How many lines of the data contain the string "icon"? Write the number and nothing more.

## SOURCE MATERIAL:
• • •
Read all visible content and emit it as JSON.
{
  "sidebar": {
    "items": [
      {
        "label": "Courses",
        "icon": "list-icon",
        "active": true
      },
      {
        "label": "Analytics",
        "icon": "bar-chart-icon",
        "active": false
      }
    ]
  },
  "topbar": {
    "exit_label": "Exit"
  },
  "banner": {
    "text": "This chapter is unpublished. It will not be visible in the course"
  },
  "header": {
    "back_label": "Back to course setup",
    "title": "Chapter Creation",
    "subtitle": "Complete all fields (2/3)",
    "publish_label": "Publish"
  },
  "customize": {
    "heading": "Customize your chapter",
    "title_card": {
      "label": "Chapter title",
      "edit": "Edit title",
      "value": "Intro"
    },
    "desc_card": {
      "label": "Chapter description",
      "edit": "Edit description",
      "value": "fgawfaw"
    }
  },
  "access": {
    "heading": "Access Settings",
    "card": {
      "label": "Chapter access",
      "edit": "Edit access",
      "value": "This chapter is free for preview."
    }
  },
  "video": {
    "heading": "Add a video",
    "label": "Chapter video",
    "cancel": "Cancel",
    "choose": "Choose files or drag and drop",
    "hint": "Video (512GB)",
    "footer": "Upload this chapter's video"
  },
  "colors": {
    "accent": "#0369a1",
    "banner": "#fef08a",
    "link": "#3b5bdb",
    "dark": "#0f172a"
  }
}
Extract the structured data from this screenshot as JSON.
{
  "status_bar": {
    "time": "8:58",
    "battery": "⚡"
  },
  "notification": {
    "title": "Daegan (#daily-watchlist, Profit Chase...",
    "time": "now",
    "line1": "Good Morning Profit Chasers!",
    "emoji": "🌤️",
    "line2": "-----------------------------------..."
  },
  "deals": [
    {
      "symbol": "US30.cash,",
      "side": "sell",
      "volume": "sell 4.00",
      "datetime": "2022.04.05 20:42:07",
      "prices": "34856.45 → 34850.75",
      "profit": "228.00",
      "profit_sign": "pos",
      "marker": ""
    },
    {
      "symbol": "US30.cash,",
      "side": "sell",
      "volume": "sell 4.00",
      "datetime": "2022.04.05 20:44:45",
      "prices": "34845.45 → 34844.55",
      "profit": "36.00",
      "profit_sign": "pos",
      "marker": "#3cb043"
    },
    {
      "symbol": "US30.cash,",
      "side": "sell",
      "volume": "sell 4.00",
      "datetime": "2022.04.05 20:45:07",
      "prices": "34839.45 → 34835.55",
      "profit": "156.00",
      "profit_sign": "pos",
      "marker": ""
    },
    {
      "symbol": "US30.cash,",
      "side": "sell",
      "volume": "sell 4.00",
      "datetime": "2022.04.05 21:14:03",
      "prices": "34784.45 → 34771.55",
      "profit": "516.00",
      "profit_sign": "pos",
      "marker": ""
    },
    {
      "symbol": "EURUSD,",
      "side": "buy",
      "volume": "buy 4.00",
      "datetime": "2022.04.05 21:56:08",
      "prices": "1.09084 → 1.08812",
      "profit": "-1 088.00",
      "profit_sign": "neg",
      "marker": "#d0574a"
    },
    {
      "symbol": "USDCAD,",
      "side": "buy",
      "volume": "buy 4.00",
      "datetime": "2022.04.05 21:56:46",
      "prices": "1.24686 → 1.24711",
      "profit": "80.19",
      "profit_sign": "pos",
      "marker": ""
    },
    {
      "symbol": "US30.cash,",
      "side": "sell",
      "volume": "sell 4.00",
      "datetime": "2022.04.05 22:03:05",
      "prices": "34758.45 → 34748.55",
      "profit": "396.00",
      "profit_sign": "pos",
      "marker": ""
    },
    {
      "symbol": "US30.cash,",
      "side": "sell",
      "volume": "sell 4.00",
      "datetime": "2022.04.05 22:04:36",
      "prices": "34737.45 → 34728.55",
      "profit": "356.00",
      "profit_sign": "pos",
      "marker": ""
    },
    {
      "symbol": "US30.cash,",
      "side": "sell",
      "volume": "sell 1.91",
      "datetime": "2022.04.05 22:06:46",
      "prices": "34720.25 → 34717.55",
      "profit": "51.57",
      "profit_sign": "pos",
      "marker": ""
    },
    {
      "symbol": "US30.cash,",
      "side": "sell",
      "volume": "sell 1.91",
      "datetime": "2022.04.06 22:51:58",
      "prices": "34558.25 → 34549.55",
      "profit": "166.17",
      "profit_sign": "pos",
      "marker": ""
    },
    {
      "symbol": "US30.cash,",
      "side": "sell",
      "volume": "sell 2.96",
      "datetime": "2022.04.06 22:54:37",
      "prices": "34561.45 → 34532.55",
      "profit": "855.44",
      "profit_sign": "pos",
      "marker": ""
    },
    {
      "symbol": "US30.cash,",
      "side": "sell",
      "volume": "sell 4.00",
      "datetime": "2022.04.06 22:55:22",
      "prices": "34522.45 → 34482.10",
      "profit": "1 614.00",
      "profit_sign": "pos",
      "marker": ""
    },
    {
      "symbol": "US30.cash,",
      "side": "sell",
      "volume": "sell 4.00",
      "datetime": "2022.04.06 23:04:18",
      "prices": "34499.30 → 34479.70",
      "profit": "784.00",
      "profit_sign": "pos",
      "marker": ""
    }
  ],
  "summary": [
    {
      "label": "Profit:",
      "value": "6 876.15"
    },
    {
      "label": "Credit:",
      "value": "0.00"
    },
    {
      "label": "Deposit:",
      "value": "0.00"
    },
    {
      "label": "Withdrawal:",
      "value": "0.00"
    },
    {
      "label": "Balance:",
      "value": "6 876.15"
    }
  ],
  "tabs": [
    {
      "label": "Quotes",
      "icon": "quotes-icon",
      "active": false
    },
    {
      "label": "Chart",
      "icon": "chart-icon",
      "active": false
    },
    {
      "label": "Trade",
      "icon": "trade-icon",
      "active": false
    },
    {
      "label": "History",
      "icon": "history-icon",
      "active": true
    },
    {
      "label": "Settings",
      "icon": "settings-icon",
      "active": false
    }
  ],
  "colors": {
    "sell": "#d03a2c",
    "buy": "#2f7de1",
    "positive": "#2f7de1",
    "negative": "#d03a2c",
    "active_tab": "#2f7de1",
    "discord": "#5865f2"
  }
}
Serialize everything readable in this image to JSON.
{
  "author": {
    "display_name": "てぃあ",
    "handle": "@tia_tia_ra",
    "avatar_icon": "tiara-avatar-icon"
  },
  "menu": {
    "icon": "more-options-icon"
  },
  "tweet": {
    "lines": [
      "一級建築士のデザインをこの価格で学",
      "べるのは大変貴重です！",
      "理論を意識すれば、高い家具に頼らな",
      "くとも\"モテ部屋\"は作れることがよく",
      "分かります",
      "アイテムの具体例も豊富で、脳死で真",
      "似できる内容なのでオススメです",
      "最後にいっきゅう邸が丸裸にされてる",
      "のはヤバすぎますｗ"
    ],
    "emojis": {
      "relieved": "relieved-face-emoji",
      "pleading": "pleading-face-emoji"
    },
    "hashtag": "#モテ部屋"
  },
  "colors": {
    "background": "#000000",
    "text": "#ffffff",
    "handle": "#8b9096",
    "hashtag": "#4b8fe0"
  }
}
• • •
## EXERCISE OUTPUT:
9